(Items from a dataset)

- - - - - - -

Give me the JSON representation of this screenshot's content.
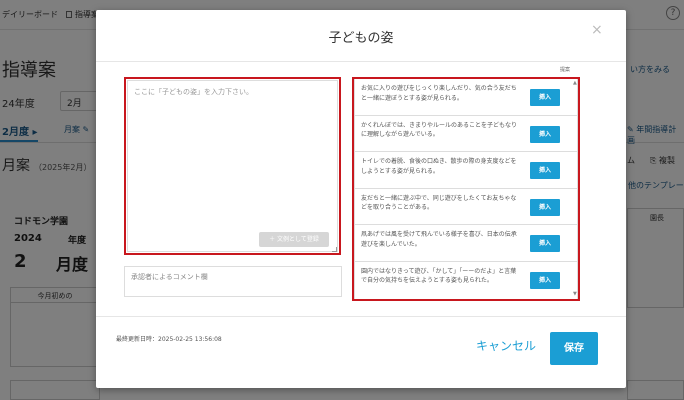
{
  "background": {
    "nav": {
      "daily_board": "デイリーボード",
      "guidance_plan": "指導案"
    },
    "title": "指導案",
    "year_label": "24年度",
    "month_value": "2月",
    "active_tab": "2月度",
    "month_tab": "月案",
    "subtitle": "月案",
    "subtitle_period": "（2025年2月）",
    "org_name": "コドモン学園",
    "year_value": "2024",
    "year_unit": "年度",
    "month_number": "2",
    "month_unit": "月度",
    "grid_header": "今月初めの",
    "right_help_link": "い方をみる",
    "right_annual_plan": "年間指導計画",
    "right_action_a": "ム",
    "right_action_b": "複製",
    "right_template": "他のテンプレー",
    "right_col_header": "園長"
  },
  "modal": {
    "title": "子どもの姿",
    "close_label": "×",
    "child_placeholder": "ここに「子どもの姿」を入力下さい。",
    "register_label": "＋ 文例として登録",
    "comment_placeholder": "承認者によるコメント欄",
    "suggest_label": "提案",
    "insert_label": "挿入",
    "suggestions": [
      "お気に入りの遊びをじっくり楽しんだり、気の合う友だちと一緒に遊ぼうとする姿が見られる。",
      "かくれんぼでは、きまりやルールのあることを子どもなりに理解しながら遊んでいる。",
      "トイレでの着脱、食後の口ぬき、散歩の際の身支度などをしようとする姿が見られる。",
      "友だちと一緒に遊ぶ中で、同じ遊びをしたくてお友ちゃなどを取り合うことがある。",
      "凧あげでは風を受けて飛んでいる様子を喜び、日本の伝承遊びを楽しんでいた。",
      "園内ではなりきって遊び、「かして」「ーーのだよ」と言葉で自分の気持ちを伝えようとする姿も見られた。"
    ],
    "last_updated": "最終更新日時：2025-02-25 13:56:08",
    "cancel_label": "キャンセル",
    "save_label": "保存"
  },
  "colors": {
    "accent": "#1b9ed4",
    "highlight": "#c8171e"
  }
}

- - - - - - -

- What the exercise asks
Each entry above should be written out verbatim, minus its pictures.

- Solved exercise
Give me the JSON representation of this screenshot's content.
{
  "background": {
    "nav": {
      "daily_board": "デイリーボード",
      "guidance_plan": "指導案"
    },
    "title": "指導案",
    "year_label": "24年度",
    "month_value": "2月",
    "active_tab": "2月度",
    "month_tab": "月案",
    "subtitle": "月案",
    "subtitle_period": "（2025年2月）",
    "org_name": "コドモン学園",
    "year_value": "2024",
    "year_unit": "年度",
    "month_number": "2",
    "month_unit": "月度",
    "grid_header": "今月初めの",
    "right_help_link": "い方をみる",
    "right_annual_plan": "年間指導計画",
    "right_action_a": "ム",
    "right_action_b": "複製",
    "right_template": "他のテンプレー",
    "right_col_header": "園長"
  },
  "modal": {
    "title": "子どもの姿",
    "close_label": "×",
    "child_placeholder": "ここに「子どもの姿」を入力下さい。",
    "register_label": "＋ 文例として登録",
    "comment_placeholder": "承認者によるコメント欄",
    "suggest_label": "提案",
    "insert_label": "挿入",
    "suggestions": [
      "お気に入りの遊びをじっくり楽しんだり、気の合う友だちと一緒に遊ぼうとする姿が見られる。",
      "かくれんぼでは、きまりやルールのあることを子どもなりに理解しながら遊んでいる。",
      "トイレでの着脱、食後の口ぬき、散歩の際の身支度などをしようとする姿が見られる。",
      "友だちと一緒に遊ぶ中で、同じ遊びをしたくてお友ちゃなどを取り合うことがある。",
      "凧あげでは風を受けて飛んでいる様子を喜び、日本の伝承遊びを楽しんでいた。",
      "園内ではなりきって遊び、「かして」「ーーのだよ」と言葉で自分の気持ちを伝えようとする姿も見られた。"
    ],
    "last_updated": "最終更新日時：2025-02-25 13:56:08",
    "cancel_label": "キャンセル",
    "save_label": "保存"
  },
  "colors": {
    "accent": "#1b9ed4",
    "highlight": "#c8171e"
  }
}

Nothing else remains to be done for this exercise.